Task goal :: Scan the material for "travail". Copy every line it appears in.

Exercise materials ::
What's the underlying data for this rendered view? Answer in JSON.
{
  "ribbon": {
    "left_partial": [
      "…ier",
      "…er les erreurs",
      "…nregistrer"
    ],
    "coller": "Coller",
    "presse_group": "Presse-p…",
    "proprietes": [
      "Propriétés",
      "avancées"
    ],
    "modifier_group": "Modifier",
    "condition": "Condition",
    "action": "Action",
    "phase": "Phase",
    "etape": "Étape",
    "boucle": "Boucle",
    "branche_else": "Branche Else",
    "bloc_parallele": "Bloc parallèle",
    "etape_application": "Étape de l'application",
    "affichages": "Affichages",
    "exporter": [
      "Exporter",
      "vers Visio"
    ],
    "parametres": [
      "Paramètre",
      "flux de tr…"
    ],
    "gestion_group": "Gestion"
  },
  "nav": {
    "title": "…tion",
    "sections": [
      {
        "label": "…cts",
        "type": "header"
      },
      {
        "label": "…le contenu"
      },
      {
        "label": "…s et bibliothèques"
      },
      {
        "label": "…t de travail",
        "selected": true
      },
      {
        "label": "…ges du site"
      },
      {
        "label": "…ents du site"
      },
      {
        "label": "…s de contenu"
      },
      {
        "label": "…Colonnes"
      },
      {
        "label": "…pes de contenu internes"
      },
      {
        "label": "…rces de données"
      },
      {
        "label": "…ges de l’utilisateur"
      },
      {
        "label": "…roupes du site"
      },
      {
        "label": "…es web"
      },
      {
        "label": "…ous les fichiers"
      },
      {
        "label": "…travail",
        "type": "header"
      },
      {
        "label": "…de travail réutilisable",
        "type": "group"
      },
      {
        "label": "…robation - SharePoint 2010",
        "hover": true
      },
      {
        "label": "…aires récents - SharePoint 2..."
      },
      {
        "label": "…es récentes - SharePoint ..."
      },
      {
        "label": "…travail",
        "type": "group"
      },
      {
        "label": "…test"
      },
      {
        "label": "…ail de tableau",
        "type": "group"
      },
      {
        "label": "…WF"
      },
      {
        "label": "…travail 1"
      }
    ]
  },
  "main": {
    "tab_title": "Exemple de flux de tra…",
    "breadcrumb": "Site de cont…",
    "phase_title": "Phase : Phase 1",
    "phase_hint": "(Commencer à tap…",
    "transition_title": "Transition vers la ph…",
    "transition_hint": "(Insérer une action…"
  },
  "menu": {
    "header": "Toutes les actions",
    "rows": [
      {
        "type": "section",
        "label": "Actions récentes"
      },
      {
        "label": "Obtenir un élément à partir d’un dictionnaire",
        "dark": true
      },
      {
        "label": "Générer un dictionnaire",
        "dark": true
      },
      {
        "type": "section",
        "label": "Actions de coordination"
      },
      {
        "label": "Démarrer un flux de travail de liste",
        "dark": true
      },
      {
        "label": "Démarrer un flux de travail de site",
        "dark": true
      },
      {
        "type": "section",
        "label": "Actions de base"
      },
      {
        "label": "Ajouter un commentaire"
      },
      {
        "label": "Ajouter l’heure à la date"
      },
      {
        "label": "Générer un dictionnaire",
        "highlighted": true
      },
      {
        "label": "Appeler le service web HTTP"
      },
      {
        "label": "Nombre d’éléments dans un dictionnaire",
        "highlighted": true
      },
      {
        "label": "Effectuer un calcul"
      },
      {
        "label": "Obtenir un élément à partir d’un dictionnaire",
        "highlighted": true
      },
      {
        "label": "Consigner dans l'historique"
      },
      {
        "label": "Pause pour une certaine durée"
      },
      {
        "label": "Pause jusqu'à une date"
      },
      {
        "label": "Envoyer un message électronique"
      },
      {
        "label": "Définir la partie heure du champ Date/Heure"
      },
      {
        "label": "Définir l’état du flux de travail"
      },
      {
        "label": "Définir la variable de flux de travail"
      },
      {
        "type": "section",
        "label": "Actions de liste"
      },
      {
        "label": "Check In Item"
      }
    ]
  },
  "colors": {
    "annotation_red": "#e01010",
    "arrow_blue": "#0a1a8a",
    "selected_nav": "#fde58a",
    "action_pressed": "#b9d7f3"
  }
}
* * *
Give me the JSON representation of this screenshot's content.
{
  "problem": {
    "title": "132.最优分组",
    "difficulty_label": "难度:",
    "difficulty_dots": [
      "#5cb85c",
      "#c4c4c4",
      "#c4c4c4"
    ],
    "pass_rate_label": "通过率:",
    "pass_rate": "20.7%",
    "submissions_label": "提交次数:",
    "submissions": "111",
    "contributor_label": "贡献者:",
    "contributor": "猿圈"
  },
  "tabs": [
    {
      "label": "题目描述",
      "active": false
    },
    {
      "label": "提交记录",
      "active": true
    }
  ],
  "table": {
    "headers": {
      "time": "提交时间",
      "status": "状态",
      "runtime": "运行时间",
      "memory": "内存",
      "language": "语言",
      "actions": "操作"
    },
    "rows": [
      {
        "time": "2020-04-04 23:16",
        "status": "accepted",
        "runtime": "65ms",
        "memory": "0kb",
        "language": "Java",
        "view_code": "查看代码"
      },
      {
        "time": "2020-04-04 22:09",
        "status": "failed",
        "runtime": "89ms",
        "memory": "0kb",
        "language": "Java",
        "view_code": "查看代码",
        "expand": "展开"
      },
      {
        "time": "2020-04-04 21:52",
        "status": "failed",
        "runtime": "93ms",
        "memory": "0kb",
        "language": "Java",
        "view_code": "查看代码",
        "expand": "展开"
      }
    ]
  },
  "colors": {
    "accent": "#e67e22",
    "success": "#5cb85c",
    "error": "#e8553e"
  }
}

Answer for the task ::
        "label": "…t de travail",
        "label": "…travail",
        "label": "…de travail réutilisable",
        "label": "…travail",
        "label": "…travail 1"
        "label": "Démarrer un flux de travail de liste",
        "label": "Démarrer un flux de travail de site",
        "label": "Définir l’état du flux de travail"
        "label": "Définir la variable de flux de travail"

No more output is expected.